An Olympic medalist, his United States Olympics red, white, and blue team jacket worn with pride, was part of the fascist mob that marauded through the Capitol building last week. His name is Klete Keller, a swimmer who medaled at the 2000, 2004, and 2008 Olympics, including winning golds. Keller wasn’t just a passive observer. He has been indicted in US District court for his part in the attempted insurrection.

For people who knew Keller, his descent into the vortex of Trumpian grievance politics did not come as any surprise. His now deleted social media feeds were filled with Trump-conspiratorial rabbit holes. For Olympic mavens, the presence of an Olympian at a white nationalist ransacking was equally foreseeable. After all, from the beginning, the modern Olympics have been a frenzy of flag-waving, a mishmash of insidious isms. When Orwell wrote that “international sporting contests lead to orgies of hatred,” he had the Olympics in mind.

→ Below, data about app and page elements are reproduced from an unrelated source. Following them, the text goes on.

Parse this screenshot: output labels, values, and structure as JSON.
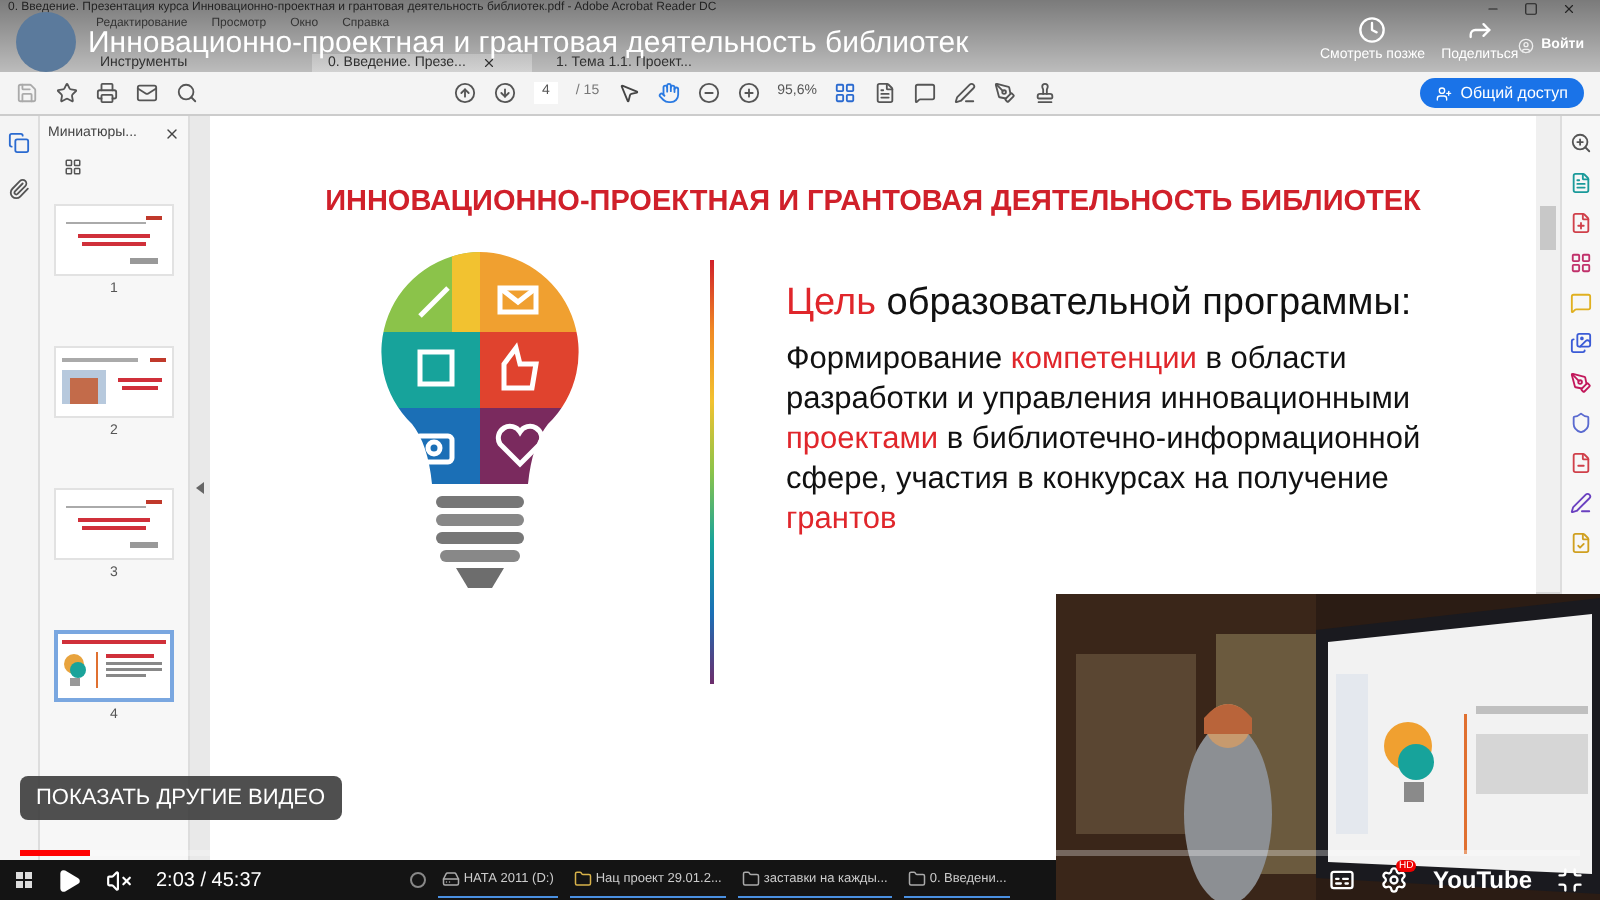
{
  "acrobat": {
    "title": "0. Введение. Презентация курса Инновационно-проектная и грантовая деятельность библиотек.pdf - Adobe Acrobat Reader DC",
    "menu": [
      "Редактирование",
      "Просмотр",
      "Окно",
      "Справка"
    ],
    "sign_in": "Войти",
    "tabs": [
      {
        "label": "Инструменты",
        "selected": false,
        "closable": false
      },
      {
        "label": "0. Введение. Презе...",
        "selected": true,
        "closable": true
      },
      {
        "label": "1. Тема 1.1. Проект...",
        "selected": false,
        "closable": false
      }
    ],
    "page": "4",
    "page_count": "/ 15",
    "tools": [
      {
        "kind": "pointer",
        "selected": false
      },
      {
        "kind": "hand",
        "selected": true
      }
    ],
    "zoom": "95,6%",
    "share_button": "Общий доступ"
  },
  "thumbnails": {
    "title": "Миниатюры...",
    "pages": [
      {
        "number": "1",
        "kind": "title",
        "selected": false
      },
      {
        "number": "2",
        "selected": false
      },
      {
        "number": "3",
        "kind": "title",
        "selected": false
      },
      {
        "number": "4",
        "kind": "bulb",
        "selected": true
      }
    ]
  },
  "slide": {
    "heading": "ИННОВАЦИОННО-ПРОЕКТНАЯ И ГРАНТОВАЯ ДЕЯТЕЛЬНОСТЬ БИБЛИОТЕК",
    "goal": [
      {
        "text": "Цель",
        "accent": true
      },
      {
        "text": " образовательной программы:",
        "accent": false
      }
    ],
    "paragraph": [
      {
        "text": "Формирование ",
        "accent": false
      },
      {
        "text": "компетенции",
        "accent": true
      },
      {
        "text": " в области разработки и управления инновационными ",
        "accent": false
      },
      {
        "text": "проектами",
        "accent": true
      },
      {
        "text": " в библиотечно-информационной сфере, участия в конкурсах на получение ",
        "accent": false
      },
      {
        "text": "грантов",
        "accent": true
      }
    ]
  },
  "youtube": {
    "title": "Инновационно-проектная и грантовая деятельность библиотек",
    "watch_later": "Смотреть позже",
    "share": "Поделиться",
    "more_videos": "ПОКАЗАТЬ ДРУГИЕ ВИДЕО",
    "progress": {
      "level": 0.045
    },
    "paused": true,
    "muted": true,
    "time": "2:03 / 45:37",
    "quality_badge": "HD",
    "logo": "YouTube"
  },
  "taskbar": [
    "НАТА 2011 (D:)",
    "Нац проект 29.01.2...",
    "заставки на кажды...",
    "0. Введени..."
  ]
}
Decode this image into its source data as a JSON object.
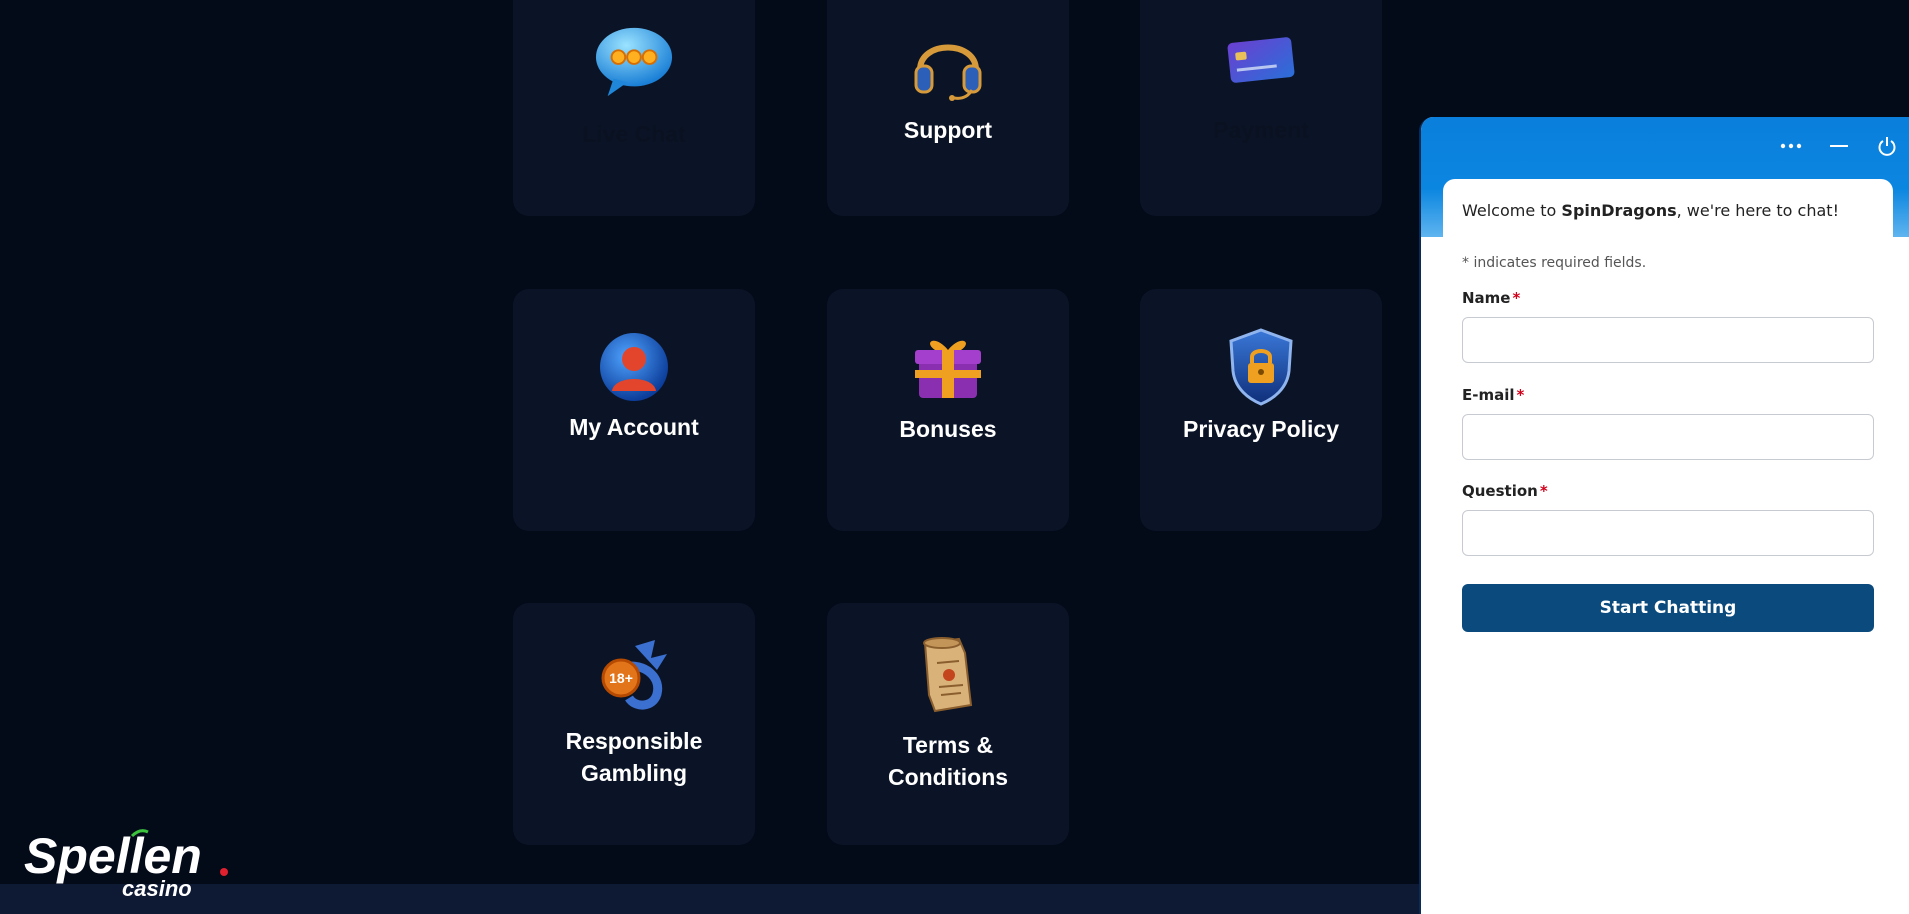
{
  "cards": [
    {
      "label": "Live Chat",
      "icon": "chat-bubble-icon"
    },
    {
      "label": "Support",
      "icon": "headset-icon"
    },
    {
      "label": "Payment",
      "icon": "credit-card-icon"
    },
    {
      "label": "My Account",
      "icon": "user-icon"
    },
    {
      "label": "Bonuses",
      "icon": "gift-icon"
    },
    {
      "label": "Privacy Policy",
      "icon": "shield-lock-icon"
    },
    {
      "label": "Responsible Gambling",
      "icon": "dragon-18-icon"
    },
    {
      "label": "Terms & Conditions",
      "icon": "scroll-icon"
    }
  ],
  "chat": {
    "welcome_prefix": "Welcome to ",
    "brand": "SpinDragons",
    "welcome_suffix": ", we're here to chat!",
    "required_note": "* indicates required fields.",
    "fields": [
      {
        "label": "Name",
        "value": ""
      },
      {
        "label": "E-mail",
        "value": ""
      },
      {
        "label": "Question",
        "value": ""
      }
    ],
    "required_mark": "*",
    "start_button": "Start Chatting",
    "header_icons": [
      "more-icon",
      "minimize-icon",
      "power-icon"
    ]
  },
  "logo": {
    "text": "Spellen",
    "subtext": "casino"
  },
  "colors": {
    "page_bg": "#030a18",
    "card_bg": "#0b1426",
    "chat_header": "#0a7fdc",
    "button": "#0b4a7d",
    "required": "#d0021b"
  }
}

When it comes to racism, sexism, hyper-nationalism and class privilege, the International Olympic Committee requires a walk-in closet for all its skeletons. Baron Pierre de Coubertin, the French aristocrat who revived the Olympics and served as the IOC’s president, often proclaimed that “the Olympic Games must be reserved for men.” In 1923, when arguing for the inclusion of African nations, he emphasized that doing so would counteract the “laziness,” the “resentments,” and “thousand jealousies of the white man” that were “troubling the African soul.” Later, when IOC president J. Sigfrid Edström experienced pushback from activists for allowing Hitler to host the 1936 Olympics, he bleated, “All the Jews in the whole world are attacking us.” In the 1960s, IOC President Avery Brundage was not only a full-throttle anti-Semite but was also known as “Slavery Avery” for his anti-Black racism. Juan Antonio Samaranch, who ran the IOC from 1980 to 2001, was an unrepentant Franco functionary who did not shy away from an old-fashioned fascist salute. Today, the organization is run with an iron fist by Thomas Bach. When asked why he was so slow to postpone the Tokyo Games in face of the coronavirus, Bach said he was only looking to Donald Trump, who thought coronavirus restrictions could be lifted by mid-April.

Today, the Olympics are a wheezing behemoth, spewing warmed-over pixie dust from brighter days. Just look to Japan where the postponed Tokyo 2020 Games have become political plutonium: one recent poll found that 80 percent of the public wants to either cancel the Olympics or postpone them again. The Beijing 2022 Winter Games sit just down the five-ring pike, while in China the government’s treatment of ethnic Uighur Muslims in Xinjiang Province and its brutal crackdown on dissent in Hong Kong clang loudly against the lofty principles enshrined in the Olympic Charter. Seeing a US Olympic Team jacket prance through the Capitol Rotunda makes some sense against this backdrop of disaster and autocracy.

Then there is the hypocrisy of how the Olympics views politics. There is the infamous Rule 50, now opposed by the US Olympic and Paralympic Committee, which punishes athletes for expressing their politics on the medal stand. They sanctioned hammer thrower Gwen Berry and fencer Race Imboden for raising a fist and taking a knee at the Pan Am Games. Yet the kinds of politics that proved fertile ground for Klete Keller are not only permitted—they are foundational. People around the world are dying so the Olympics can make a killing. Meanwhile, here in the United States, people are suffering so that aggrieved white Trumpistas like Keller can pillage almost at will.

To be sure, it sounds like Keller has experienced some significant struggles in recent years: homelessness, divorce, a lack of access to his kids. Like many US Olympians, returning to civilian life after experiencing the heights of sporting prowess can be a challenge. Hopefully he can not only get the help he needs but also come to realize that Trump’s bankrupt worldview does not arrive with the keys to redemption.

Many of those who invaded the Capitol building are facing federal charges, ranging from unlawful entry and theft to assault and weapons violations. Federal prosecutors are reportedly considering seditious conspiracy charges as well. Whether Keller will be charged is an open question at this point, but one thing is for sure: Like Trump, the Olympics are a many-headed Hydra of problems. Neither Trump nor the Olympics abide by ethical metrics that point toward justice. Both are sugar highs, and here comes the crash.